      (set-menu-header "Modify Book")
      (append form title-group)
      (append form id-elem)
      (append form author-select-ctrl)
      (append form button)
      (append report-details form)))

The "Modify Book Form" contains a Author select control. To statement "author-select-ctrl (author-select (:author_id book))" created the Author select control. The statement "author-select-ctrl (author-select (:author_id book))" adds the Author select control to our form.

Let's look at function that creates the the Author select control.

(defn author-select
  ( []
  (let [select-ctrl (create-elem "select") ]
   (doseq [author (deref AuthorList)]
    (append select-ctrl (create-option-elem (:id author) (format-name (:first_name author) (:last_name author) )))
   (addAttribute select-ctrl "name" "author-select")
   (addAttribute select-ctrl "id" "author-select-id")

  ( [select-id]
  (let [select-ctrl (create-elem "select") ]
   (doseq [author (deref AuthorList)]
    (append select-ctrl (create-option-elem (:id author) (format-name (:first_name author) (:last_name author) ) select-id ))
   (addAttribute select-ctrl "name" "author-select")
   (addAttribute select-ctrl "id" "author-select-id")

We can call the author-select function 2 different ways.

  • With no parameters.We don't have to pre-select an Author
  • With one parameter, the "select-id". The author_id (key) of the Author we need to pre-select

We simply iterate through the AuthorList vector, build and populate the <select> control.

Data Structures

I found it a challenge is to reconcile Clojure's un-mutable data structures with a small constrained resource like a mobile web browser. Clojure is designed for environments that have unlimited storage (E.G. cheap SSD memory). In a mobile web browser we don't have that luxury (we have limited memory which is managed by a garbage collector). Thus we have to revert to "mutable" data structures.

The most difficult function for me to implement was "delete". So let's look at the details.

(defn remove-item [vector-list item-id]
  (let[   array-instance (into-array (deref vector-list))
          item (get-list-item-by-id vector-list item-id)
          item-index (.indexOf array-instance item)
          end-split (+ item-index 1)]
          (.splice array-instance item-index end-split)
          (reset! vector-list (vec array-instance))))

Again, let's use Authors as our example.

AuthorList is a Clojurescipt vector.

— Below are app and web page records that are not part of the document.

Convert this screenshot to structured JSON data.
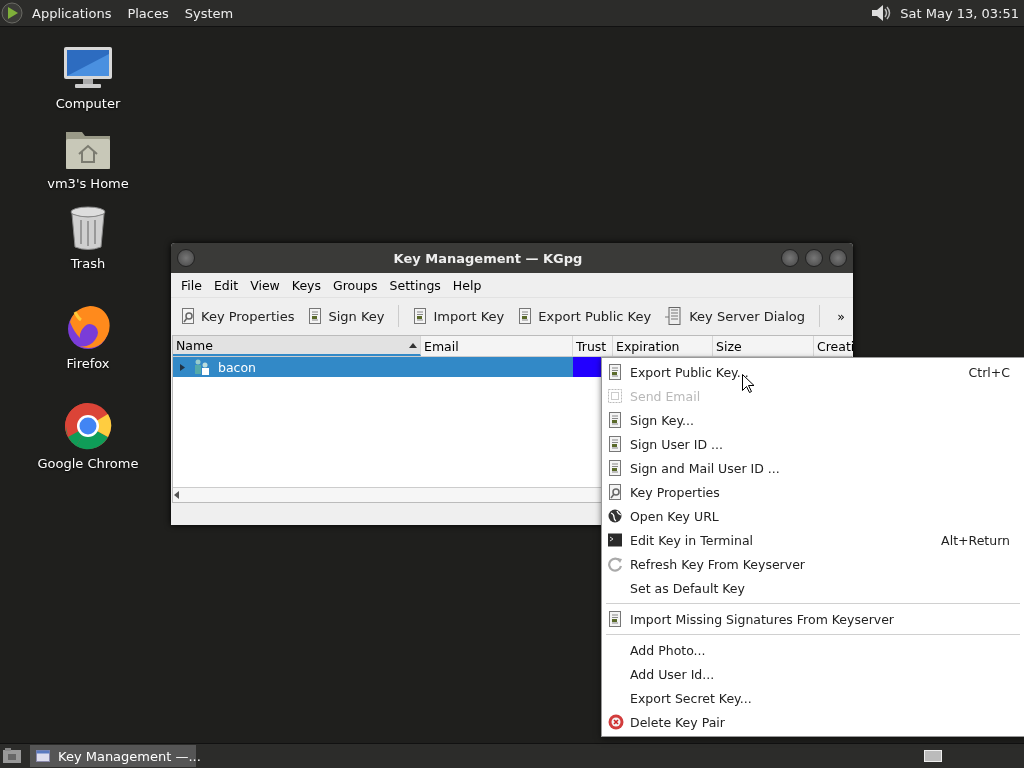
{
  "top_panel": {
    "menus": [
      "Applications",
      "Places",
      "System"
    ],
    "clock": "Sat May 13, 03:51"
  },
  "desktop_icons": [
    {
      "label": "Computer",
      "kind": "computer"
    },
    {
      "label": "vm3's Home",
      "kind": "home"
    },
    {
      "label": "Trash",
      "kind": "trash"
    },
    {
      "label": "Firefox",
      "kind": "fox"
    },
    {
      "label": "Google Chrome",
      "kind": "ring"
    }
  ],
  "window": {
    "title": "Key Management — KGpg",
    "menu_bar": [
      "File",
      "Edit",
      "View",
      "Keys",
      "Groups",
      "Settings",
      "Help"
    ],
    "toolbar": {
      "groups": [
        [
          {
            "label": "Key Properties",
            "kind": "magnifier"
          },
          {
            "label": "Sign Key",
            "kind": "document"
          }
        ],
        [
          {
            "label": "Import Key",
            "kind": "document"
          },
          {
            "label": "Export Public Key",
            "kind": "document"
          },
          {
            "label": "Key Server Dialog",
            "kind": "server"
          }
        ]
      ],
      "overflow": "»"
    },
    "table": {
      "columns": [
        {
          "label": "Name",
          "sorted": true
        },
        {
          "label": "Email",
          "sorted": false
        },
        {
          "label": "Trust",
          "sorted": false
        },
        {
          "label": "Expiration",
          "sorted": false
        },
        {
          "label": "Size",
          "sorted": false
        },
        {
          "label": "Creati",
          "sorted": false
        }
      ],
      "rows": [
        {
          "name": "bacon",
          "selected": true,
          "expanded": false,
          "color": "#2200ff"
        }
      ]
    }
  },
  "context_menu": {
    "sections": [
      [
        {
          "label": "Export Public Key...",
          "kind": "document",
          "disabled": false,
          "shortcut": "Ctrl+C"
        },
        {
          "label": "Send Email",
          "kind": "dashed",
          "disabled": true
        },
        {
          "label": "Sign Key...",
          "kind": "document",
          "disabled": false
        },
        {
          "label": "Sign User ID ...",
          "kind": "document",
          "disabled": false
        },
        {
          "label": "Sign and Mail User ID ...",
          "kind": "document",
          "disabled": false
        },
        {
          "label": "Key Properties",
          "kind": "magnifier",
          "disabled": false
        },
        {
          "label": "Open Key URL",
          "kind": "globe",
          "disabled": false
        },
        {
          "label": "Edit Key in Terminal",
          "kind": "terminal",
          "disabled": false,
          "shortcut": "Alt+Return"
        },
        {
          "label": "Refresh Key From Keyserver",
          "kind": "refresh",
          "disabled": false
        },
        {
          "label": "Set as Default Key",
          "kind": "plain",
          "disabled": false
        }
      ],
      [
        {
          "label": "Import Missing Signatures From Keyserver",
          "kind": "document",
          "disabled": false
        }
      ],
      [
        {
          "label": "Add Photo...",
          "kind": "plain",
          "disabled": false
        },
        {
          "label": "Add User Id...",
          "kind": "plain",
          "disabled": false
        },
        {
          "label": "Export Secret Key...",
          "kind": "plain",
          "disabled": false
        },
        {
          "label": "Delete Key Pair",
          "kind": "delete",
          "disabled": false
        }
      ]
    ]
  },
  "taskbar": {
    "tasks": [
      {
        "label": "Key Management —...",
        "selected": true
      }
    ]
  }
}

A vector is similar to an array, but it's not an actual array. Thus, we make a copy of the AuthorList data and convert to an array (using into-array[]). We now have a JavaScript array we can work with.

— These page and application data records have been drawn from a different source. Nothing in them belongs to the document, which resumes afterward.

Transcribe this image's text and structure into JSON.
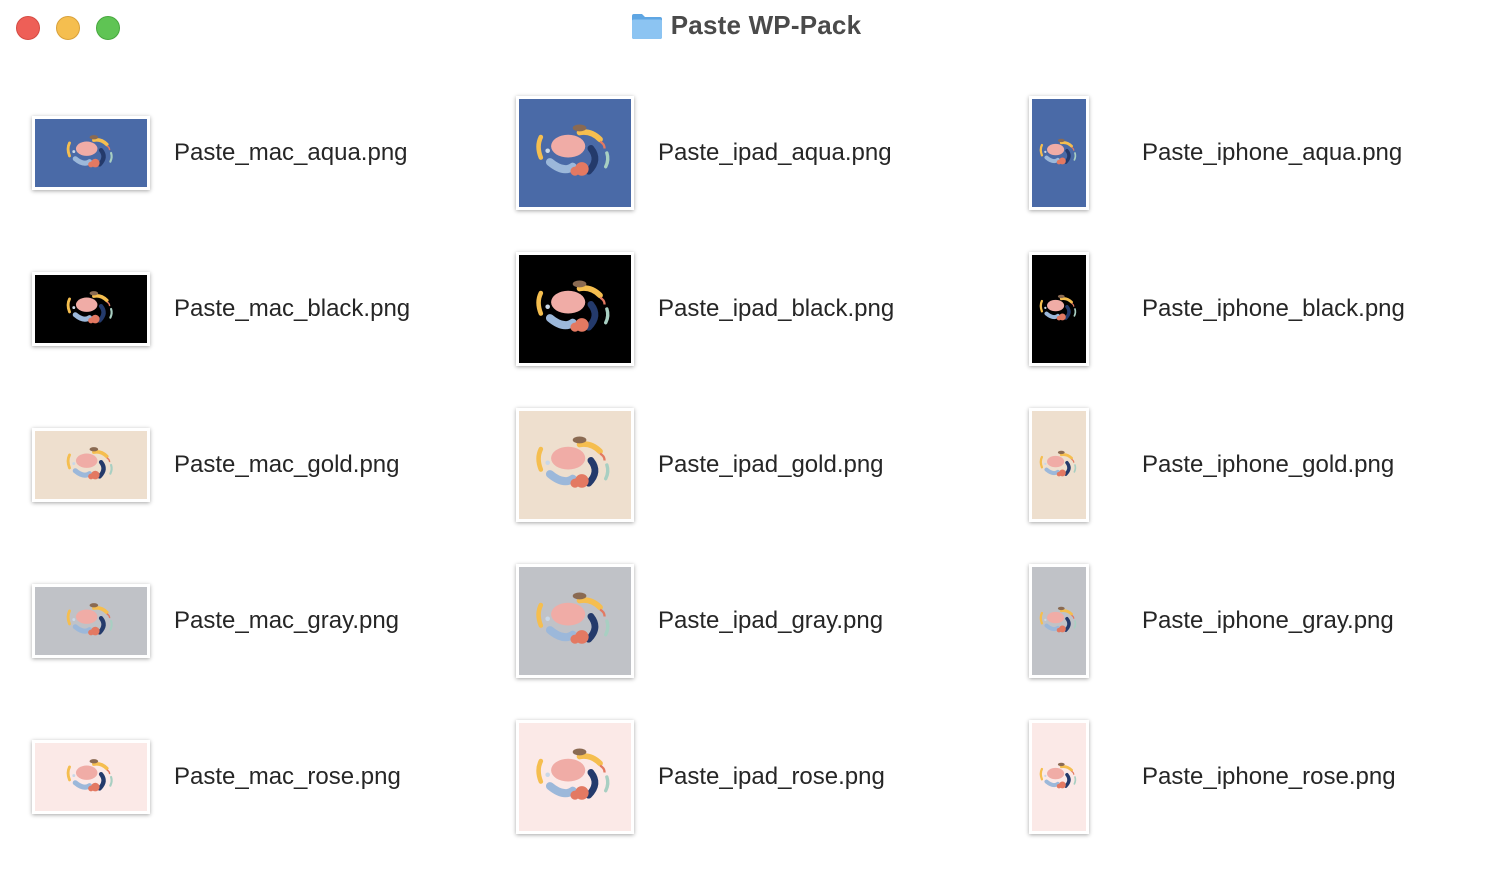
{
  "window": {
    "title": "Paste WP-Pack",
    "title_icon": "folder-icon",
    "controls": [
      "close-button",
      "minimize-button",
      "zoom-button"
    ]
  },
  "files": [
    {
      "name": "Paste_mac_aqua.png",
      "device": "mac",
      "bg": "#4a6aa7"
    },
    {
      "name": "Paste_ipad_aqua.png",
      "device": "ipad",
      "bg": "#4a6aa7"
    },
    {
      "name": "Paste_iphone_aqua.png",
      "device": "iphone",
      "bg": "#4a6aa7"
    },
    {
      "name": "Paste_mac_black.png",
      "device": "mac",
      "bg": "#000000"
    },
    {
      "name": "Paste_ipad_black.png",
      "device": "ipad",
      "bg": "#000000"
    },
    {
      "name": "Paste_iphone_black.png",
      "device": "iphone",
      "bg": "#000000"
    },
    {
      "name": "Paste_mac_gold.png",
      "device": "mac",
      "bg": "#eedfce"
    },
    {
      "name": "Paste_ipad_gold.png",
      "device": "ipad",
      "bg": "#eedfce"
    },
    {
      "name": "Paste_iphone_gold.png",
      "device": "iphone",
      "bg": "#eedfce"
    },
    {
      "name": "Paste_mac_gray.png",
      "device": "mac",
      "bg": "#c0c2c7"
    },
    {
      "name": "Paste_ipad_gray.png",
      "device": "ipad",
      "bg": "#c0c2c7"
    },
    {
      "name": "Paste_iphone_gray.png",
      "device": "iphone",
      "bg": "#c0c2c7"
    },
    {
      "name": "Paste_mac_rose.png",
      "device": "mac",
      "bg": "#fbe9e7"
    },
    {
      "name": "Paste_ipad_rose.png",
      "device": "ipad",
      "bg": "#fbe9e7"
    },
    {
      "name": "Paste_iphone_rose.png",
      "device": "iphone",
      "bg": "#fbe9e7"
    }
  ]
}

We then use the Javascript array member function "indexOf" to determine the Author's position in the array.

We then use the Javascript arry member function "splice" to remove the element.

Finally we convert the resulting JavaScript array back in to a Clojurescript vector (I.E. we replace the data in AuthorList).


We've implemented full CRUD functionality, including AJAX calls and dynamic page display. All with just Clojurescript. We use Google's Closure library to remove all references to DOM objects we are discarding (see previous article for details ) . Other than that, the whole client is done with vanilla JavaScript.

For me, the implementation works well.

It should be noted, our user interface (UI) is pretty simple. We've used the Pure CSS framework to do the heavy lifting for our layout. Perhaps if we add a more complex user interface (E.G. a popup navigation menu) we can use either some of the Closure components or another JavaScript library. But for right now, a simple approach seems to work well.

Article references.
As mentioned at the top, this article is part of a series focused on the "book club" project.

For this release of the book club project:
Changes to the Server tier are discuses in REST-MVC using Java
Testing the Server Tier discussed in Testing the Java REST-MVC Server Tier
Testing the Clojurescript Client is discussed in Testing Clojurescript - A simple approach
GitHub Repository for Server tier: book-site-jpa
GitHub Repository for Clojurescript Client: book-site-clojurescript

About the Author:
Lorin M Klugman - I'm an experienced developer. My main interest is in new technology. Please use our contact box here if you are interested in hiring me. Please no recruiters :)